Repeat the records below verbatim.

━━━ Provided records

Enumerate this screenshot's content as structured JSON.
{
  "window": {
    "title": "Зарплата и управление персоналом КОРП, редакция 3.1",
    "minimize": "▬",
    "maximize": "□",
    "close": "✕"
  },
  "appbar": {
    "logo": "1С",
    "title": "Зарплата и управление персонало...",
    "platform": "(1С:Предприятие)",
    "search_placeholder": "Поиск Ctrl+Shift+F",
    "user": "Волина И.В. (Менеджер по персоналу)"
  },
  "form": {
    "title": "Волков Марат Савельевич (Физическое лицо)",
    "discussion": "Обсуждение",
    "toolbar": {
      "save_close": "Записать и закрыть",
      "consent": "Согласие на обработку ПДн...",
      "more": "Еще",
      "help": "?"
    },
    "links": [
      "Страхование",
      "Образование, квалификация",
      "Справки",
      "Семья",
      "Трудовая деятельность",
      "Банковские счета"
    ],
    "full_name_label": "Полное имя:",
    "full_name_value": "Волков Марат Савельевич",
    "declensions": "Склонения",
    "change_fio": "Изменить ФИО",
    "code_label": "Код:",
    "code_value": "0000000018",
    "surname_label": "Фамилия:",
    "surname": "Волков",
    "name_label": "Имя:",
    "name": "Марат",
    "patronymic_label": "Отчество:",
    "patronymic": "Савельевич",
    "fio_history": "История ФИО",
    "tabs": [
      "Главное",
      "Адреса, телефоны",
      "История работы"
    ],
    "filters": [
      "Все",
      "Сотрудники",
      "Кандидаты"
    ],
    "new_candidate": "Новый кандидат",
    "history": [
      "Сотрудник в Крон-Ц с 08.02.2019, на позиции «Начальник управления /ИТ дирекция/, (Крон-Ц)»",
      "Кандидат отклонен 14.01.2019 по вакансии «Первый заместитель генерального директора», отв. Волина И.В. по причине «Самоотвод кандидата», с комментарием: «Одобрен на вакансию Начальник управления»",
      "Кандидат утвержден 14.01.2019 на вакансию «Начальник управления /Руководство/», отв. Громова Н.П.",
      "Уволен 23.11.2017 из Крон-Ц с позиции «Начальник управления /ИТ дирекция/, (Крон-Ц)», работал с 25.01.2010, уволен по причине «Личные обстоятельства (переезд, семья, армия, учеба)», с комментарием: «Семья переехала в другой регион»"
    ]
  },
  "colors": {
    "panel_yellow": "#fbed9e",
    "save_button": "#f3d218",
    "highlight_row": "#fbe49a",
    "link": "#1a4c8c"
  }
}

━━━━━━

— Problem solution —
Enumerate this screenshot's content as structured JSON.
{
  "window": {
    "title": "Зарплата и управление персоналом КОРП, редакция 3.1",
    "minimize": "▬",
    "maximize": "□",
    "close": "✕"
  },
  "appbar": {
    "logo": "1С",
    "title": "Зарплата и управление персонало...",
    "platform": "(1С:Предприятие)",
    "search_placeholder": "Поиск Ctrl+Shift+F",
    "user": "Волина И.В. (Менеджер по персоналу)"
  },
  "form": {
    "title": "Волков Марат Савельевич (Физическое лицо)",
    "discussion": "Обсуждение",
    "toolbar": {
      "save_close": "Записать и закрыть",
      "consent": "Согласие на обработку ПДн...",
      "more": "Еще",
      "help": "?"
    },
    "links": [
      "Страхование",
      "Образование, квалификация",
      "Справки",
      "Семья",
      "Трудовая деятельность",
      "Банковские счета"
    ],
    "full_name_label": "Полное имя:",
    "full_name_value": "Волков Марат Савельевич",
    "declensions": "Склонения",
    "change_fio": "Изменить ФИО",
    "code_label": "Код:",
    "code_value": "0000000018",
    "surname_label": "Фамилия:",
    "surname": "Волков",
    "name_label": "Имя:",
    "name": "Марат",
    "patronymic_label": "Отчество:",
    "patronymic": "Савельевич",
    "fio_history": "История ФИО",
    "tabs": [
      "Главное",
      "Адреса, телефоны",
      "История работы"
    ],
    "filters": [
      "Все",
      "Сотрудники",
      "Кандидаты"
    ],
    "new_candidate": "Новый кандидат",
    "history": [
      "Сотрудник в Крон-Ц с 08.02.2019, на позиции «Начальник управления /ИТ дирекция/, (Крон-Ц)»",
      "Кандидат отклонен 14.01.2019 по вакансии «Первый заместитель генерального директора», отв. Волина И.В. по причине «Самоотвод кандидата», с комментарием: «Одобрен на вакансию Начальник управления»",
      "Кандидат утвержден 14.01.2019 на вакансию «Начальник управления /Руководство/», отв. Громова Н.П.",
      "Уволен 23.11.2017 из Крон-Ц с позиции «Начальник управления /ИТ дирекция/, (Крон-Ц)», работал с 25.01.2010, уволен по причине «Личные обстоятельства (переезд, семья, армия, учеба)», с комментарием: «Семья переехала в другой регион»"
    ]
  },
  "colors": {
    "panel_yellow": "#fbed9e",
    "save_button": "#f3d218",
    "highlight_row": "#fbe49a",
    "link": "#1a4c8c"
  }
}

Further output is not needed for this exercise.